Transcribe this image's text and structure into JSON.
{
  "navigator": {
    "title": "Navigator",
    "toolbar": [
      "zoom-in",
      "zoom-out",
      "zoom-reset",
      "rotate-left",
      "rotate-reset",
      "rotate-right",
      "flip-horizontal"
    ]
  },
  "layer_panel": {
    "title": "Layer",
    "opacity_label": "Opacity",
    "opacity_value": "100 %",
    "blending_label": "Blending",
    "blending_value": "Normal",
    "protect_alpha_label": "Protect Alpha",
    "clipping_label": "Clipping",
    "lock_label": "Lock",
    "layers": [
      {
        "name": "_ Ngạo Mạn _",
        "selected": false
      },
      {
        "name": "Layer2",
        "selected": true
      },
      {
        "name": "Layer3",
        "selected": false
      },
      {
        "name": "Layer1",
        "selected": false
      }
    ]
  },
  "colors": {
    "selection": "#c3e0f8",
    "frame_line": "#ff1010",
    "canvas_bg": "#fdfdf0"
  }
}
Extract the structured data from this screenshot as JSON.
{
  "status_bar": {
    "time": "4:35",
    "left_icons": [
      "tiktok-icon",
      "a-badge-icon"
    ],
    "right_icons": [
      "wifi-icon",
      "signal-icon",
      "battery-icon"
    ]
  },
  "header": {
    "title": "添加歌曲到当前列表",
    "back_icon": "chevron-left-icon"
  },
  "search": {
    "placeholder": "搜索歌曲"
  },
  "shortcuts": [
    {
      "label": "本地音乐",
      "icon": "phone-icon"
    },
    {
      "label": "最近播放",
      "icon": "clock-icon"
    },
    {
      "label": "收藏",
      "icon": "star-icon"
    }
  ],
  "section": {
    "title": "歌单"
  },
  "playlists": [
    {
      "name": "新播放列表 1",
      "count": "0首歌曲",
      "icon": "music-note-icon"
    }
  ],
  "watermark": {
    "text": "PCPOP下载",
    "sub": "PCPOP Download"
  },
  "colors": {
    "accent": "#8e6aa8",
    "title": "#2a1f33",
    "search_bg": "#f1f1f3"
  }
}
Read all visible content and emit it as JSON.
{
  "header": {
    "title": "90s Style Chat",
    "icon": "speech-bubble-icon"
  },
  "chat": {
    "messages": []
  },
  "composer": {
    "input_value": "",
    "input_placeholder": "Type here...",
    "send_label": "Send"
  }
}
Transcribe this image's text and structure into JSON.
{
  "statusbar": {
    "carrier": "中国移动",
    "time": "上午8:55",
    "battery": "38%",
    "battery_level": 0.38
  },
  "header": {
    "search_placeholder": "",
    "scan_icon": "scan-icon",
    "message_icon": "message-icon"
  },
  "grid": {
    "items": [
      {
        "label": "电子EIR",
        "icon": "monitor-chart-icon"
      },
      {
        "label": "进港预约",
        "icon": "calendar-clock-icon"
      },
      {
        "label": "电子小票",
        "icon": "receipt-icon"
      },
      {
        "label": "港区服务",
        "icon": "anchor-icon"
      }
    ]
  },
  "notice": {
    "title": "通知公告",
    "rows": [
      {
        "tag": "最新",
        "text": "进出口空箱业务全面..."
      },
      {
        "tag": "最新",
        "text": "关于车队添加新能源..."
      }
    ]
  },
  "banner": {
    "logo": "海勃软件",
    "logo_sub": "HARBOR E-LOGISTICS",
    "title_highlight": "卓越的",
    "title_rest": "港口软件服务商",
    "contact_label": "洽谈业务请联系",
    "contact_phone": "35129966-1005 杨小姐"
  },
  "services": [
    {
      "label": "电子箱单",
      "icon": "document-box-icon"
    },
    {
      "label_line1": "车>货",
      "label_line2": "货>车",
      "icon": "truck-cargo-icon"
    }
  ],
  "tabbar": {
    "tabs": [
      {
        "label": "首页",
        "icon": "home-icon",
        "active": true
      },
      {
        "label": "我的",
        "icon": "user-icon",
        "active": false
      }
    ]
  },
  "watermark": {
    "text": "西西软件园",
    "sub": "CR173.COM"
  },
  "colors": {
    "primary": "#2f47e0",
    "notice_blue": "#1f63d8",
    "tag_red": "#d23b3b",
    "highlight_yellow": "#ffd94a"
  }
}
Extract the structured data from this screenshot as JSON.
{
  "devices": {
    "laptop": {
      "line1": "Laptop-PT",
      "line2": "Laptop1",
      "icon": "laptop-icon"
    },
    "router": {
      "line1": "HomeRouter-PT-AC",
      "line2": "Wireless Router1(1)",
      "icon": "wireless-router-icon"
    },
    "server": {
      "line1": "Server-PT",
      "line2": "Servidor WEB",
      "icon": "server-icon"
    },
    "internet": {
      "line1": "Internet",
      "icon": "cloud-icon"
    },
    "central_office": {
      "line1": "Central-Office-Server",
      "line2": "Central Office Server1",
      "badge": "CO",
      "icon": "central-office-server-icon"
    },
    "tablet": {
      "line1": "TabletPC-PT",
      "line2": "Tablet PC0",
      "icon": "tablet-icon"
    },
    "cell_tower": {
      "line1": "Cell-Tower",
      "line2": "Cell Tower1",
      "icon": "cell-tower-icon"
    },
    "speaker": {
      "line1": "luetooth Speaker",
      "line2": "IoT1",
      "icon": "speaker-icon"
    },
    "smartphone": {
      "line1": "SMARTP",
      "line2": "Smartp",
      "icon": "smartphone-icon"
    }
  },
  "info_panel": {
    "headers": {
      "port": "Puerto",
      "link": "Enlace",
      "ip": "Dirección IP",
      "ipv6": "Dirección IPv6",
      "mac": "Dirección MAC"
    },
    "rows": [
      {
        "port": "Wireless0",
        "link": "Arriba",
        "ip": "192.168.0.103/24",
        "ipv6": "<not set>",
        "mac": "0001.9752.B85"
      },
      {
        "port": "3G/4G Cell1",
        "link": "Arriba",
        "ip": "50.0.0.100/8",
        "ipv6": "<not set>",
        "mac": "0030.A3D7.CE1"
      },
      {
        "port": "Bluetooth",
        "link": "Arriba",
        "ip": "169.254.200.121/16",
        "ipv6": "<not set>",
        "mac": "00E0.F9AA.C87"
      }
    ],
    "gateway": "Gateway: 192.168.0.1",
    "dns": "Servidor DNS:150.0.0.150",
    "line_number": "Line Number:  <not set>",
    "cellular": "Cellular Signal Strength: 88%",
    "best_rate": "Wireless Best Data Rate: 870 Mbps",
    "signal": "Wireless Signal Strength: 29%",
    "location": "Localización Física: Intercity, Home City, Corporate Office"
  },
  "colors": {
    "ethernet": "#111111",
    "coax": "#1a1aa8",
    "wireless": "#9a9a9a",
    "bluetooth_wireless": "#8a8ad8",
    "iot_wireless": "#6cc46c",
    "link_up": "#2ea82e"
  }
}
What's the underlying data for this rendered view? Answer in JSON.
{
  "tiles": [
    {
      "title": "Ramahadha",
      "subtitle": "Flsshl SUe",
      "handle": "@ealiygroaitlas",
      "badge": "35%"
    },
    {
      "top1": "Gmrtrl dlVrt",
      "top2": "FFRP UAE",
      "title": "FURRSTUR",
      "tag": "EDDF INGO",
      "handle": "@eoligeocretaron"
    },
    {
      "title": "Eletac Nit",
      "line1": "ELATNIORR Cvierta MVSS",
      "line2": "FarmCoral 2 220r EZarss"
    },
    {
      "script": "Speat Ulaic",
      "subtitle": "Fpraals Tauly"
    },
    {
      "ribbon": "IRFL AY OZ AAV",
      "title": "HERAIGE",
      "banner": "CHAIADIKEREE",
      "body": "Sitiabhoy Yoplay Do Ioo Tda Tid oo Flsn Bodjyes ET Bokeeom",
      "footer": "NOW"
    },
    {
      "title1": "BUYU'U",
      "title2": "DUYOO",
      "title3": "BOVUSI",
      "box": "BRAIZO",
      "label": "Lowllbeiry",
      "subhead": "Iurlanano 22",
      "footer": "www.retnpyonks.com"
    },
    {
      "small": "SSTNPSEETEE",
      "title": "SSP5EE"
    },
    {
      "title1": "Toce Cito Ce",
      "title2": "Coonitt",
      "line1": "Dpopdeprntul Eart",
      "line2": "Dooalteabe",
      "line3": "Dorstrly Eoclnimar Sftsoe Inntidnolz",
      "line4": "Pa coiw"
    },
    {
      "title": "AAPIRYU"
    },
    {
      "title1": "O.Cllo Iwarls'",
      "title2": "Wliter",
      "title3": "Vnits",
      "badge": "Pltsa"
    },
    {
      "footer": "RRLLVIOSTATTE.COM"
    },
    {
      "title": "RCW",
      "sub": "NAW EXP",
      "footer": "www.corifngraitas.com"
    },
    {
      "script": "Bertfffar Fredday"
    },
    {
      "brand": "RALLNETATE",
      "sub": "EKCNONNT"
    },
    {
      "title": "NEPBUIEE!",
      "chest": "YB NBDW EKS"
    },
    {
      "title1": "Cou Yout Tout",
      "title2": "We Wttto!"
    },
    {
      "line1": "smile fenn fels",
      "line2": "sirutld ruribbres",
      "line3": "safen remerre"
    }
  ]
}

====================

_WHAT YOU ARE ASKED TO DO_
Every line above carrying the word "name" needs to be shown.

_ANSWER TO THE PROBLEM_
        "name": "_ Ngạo Mạn _",
        "name": "Layer2",
        "name": "Layer3",
        "name": "Layer1",
      "name": "新播放列表 1",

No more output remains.